National security leaders have urged Trump to keep Esper for the duration of the lame duck presidency.
“That’s the way it ought to work, that’s the way it’s always worked, and that’s why I’ve said very forcefully that we want to send a signal to our adversaries and allies alike that the chain of command is intact,” said National Defense Industrial Association Chairman Arnold Punaro, a former Marine Corps general and staff director of the Senate Armed Services Committee.
Because Esper, in the chain of command to the war-fighting commands, is respected, removing him might “create undue turbulence,” Punaro warned last week. “If the president decides to fire him there’s nothing we can do about it — but it would be a bad decision for national security.”
Months of fallout
Esper’s removal was widely expected, as he appeared to fall out of favor with Trump following the June 1 incident when Esper joined Trump for a photo op at a church located near the White House. The photo op involved crossing historic Lafayette Park, which at the time was occupied by protesters who were cleared out by law enforcement to make space for Trump and his retinue.
The secretary’s participation, along with that of Gen. Mark Milley, the chairman of the Joint Chiefs of Staff, was criticized about whether the two men were allowing the military to be used for political gain. Among those blasting the move was retired Adm. Mike Mullen, the 17th chairman of the Joint Chiefs of Staff, who attacked Esper’s statement on a call with governors in which the secretary said the government must “dominate” the “battlespace.”
On June 3, Esper held a news conference in which he appeared to publicly split with Trump about the idea of invoking the Insurrection Act, which would allow the president to use active-duty military personnel for crowd control.
“The option to use active-duty forces in a law enforcement role should only be used as a matter of last resort, and only in the most urgent and dire of situations. We are not in one of those situations now,” Esper said. “I do not support invoking the Insurrection Act.”
Those comments appeared to doom Esper’s long-term prospects, with multiple media outlets reporting that White House staff were furious with Esper, and that the president himself was mad and considering dumping the former Raytheon lobbyist.

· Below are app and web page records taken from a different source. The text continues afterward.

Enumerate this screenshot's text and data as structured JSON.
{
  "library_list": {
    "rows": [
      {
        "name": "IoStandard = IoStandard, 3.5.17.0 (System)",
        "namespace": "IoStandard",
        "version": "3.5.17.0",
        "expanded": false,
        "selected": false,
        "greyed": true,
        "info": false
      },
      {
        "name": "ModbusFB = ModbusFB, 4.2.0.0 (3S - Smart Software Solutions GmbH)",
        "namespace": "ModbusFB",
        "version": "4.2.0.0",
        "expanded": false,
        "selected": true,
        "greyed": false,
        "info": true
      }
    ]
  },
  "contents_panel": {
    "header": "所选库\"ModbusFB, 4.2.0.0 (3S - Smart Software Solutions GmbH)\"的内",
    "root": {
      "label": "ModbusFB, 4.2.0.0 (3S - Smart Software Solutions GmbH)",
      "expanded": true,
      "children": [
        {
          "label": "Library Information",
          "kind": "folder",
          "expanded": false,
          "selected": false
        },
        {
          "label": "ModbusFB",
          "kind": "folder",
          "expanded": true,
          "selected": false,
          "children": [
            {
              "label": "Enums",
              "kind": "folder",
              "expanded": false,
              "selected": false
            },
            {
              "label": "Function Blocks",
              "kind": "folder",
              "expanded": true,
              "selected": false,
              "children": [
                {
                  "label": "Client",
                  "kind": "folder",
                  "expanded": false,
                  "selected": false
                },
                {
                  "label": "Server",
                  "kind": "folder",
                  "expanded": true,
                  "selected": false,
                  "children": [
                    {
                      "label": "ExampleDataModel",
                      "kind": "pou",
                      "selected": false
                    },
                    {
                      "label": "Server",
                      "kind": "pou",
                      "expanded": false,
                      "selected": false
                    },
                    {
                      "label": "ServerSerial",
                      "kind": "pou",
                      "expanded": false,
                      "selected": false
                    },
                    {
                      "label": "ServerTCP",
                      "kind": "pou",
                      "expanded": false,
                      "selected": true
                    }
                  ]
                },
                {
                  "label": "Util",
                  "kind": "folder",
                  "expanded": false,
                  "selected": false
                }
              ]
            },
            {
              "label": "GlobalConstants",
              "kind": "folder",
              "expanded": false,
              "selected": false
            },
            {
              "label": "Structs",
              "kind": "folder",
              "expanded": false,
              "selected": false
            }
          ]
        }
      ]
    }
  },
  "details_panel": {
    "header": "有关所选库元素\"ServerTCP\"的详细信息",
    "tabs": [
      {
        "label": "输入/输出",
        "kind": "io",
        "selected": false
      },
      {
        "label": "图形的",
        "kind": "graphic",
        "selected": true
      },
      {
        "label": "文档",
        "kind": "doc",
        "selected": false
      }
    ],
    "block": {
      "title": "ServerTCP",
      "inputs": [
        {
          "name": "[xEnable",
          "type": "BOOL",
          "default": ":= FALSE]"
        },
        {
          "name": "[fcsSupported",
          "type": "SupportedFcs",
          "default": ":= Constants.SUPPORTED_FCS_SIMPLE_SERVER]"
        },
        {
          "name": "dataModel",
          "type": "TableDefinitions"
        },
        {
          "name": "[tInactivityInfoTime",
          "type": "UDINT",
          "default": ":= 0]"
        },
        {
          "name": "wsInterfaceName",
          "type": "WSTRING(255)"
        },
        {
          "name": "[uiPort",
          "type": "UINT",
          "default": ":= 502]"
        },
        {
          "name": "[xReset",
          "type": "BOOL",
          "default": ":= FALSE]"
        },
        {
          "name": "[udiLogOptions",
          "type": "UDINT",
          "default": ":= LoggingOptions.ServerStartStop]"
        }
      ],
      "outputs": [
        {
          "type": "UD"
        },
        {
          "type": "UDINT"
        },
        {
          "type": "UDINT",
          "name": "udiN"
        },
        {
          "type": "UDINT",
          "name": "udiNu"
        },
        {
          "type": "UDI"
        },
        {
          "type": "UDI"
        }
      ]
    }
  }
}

While Esper held onto the job then, his public appearances afterward were more guarded; he held only one more open press briefing, in July, and largely avoided taking questions from reporters who travelled with him.

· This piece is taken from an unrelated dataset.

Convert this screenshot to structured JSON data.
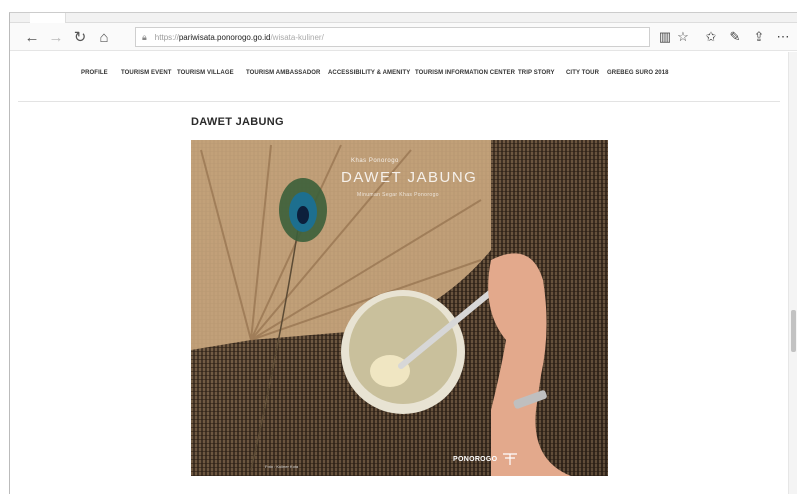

In October, Esper launched a series of speeches at various Washington think tanks, which seemed designed at burnishing his legacy as having successfully implemented the National Defense Strategy. During those events, he took no questions submitted by the audience, and questions from the moderator were almost uniformly tied to the specific subject Esper wished to discuss.
Some Democratic lawmakers have already voiced fears Esper’s exit will risk national security and deepen the country’s period of uncertainty.
“This president can still do a lot of damage between now and January. We can’t take our eyes off the ball yet,” Senate Intelligence Committee ranking member Mark Warner, D-Va., said in a statement. “Secretary Esper deserves our thanks for his service. And our country deserves better than this.”
“How does firing Secretary of Defense Esper keep us safe 70 days from [Trump] being fired?” added House Military Personnel Subcommittee Chair Jackie Speier, D-Calif.
House Armed Services Committee Chairman Adam Smith, D-Wash., was similarly direct.
“Dismissing politically appointed national security leaders during a transition is a destabilizing move that will only embolden our adversaries and put our country at greater risk,” Smith said. “President Trump’s decision to fire Secretary Esper out of spite is not just childish, it’s also reckless.
“It has long been clear that President Trump cares about loyalty above all else, often at the expense of competence, and during a period of presidential transition competence in government is of the utmost importance.”
Joe Gould in Washington contributed to this story.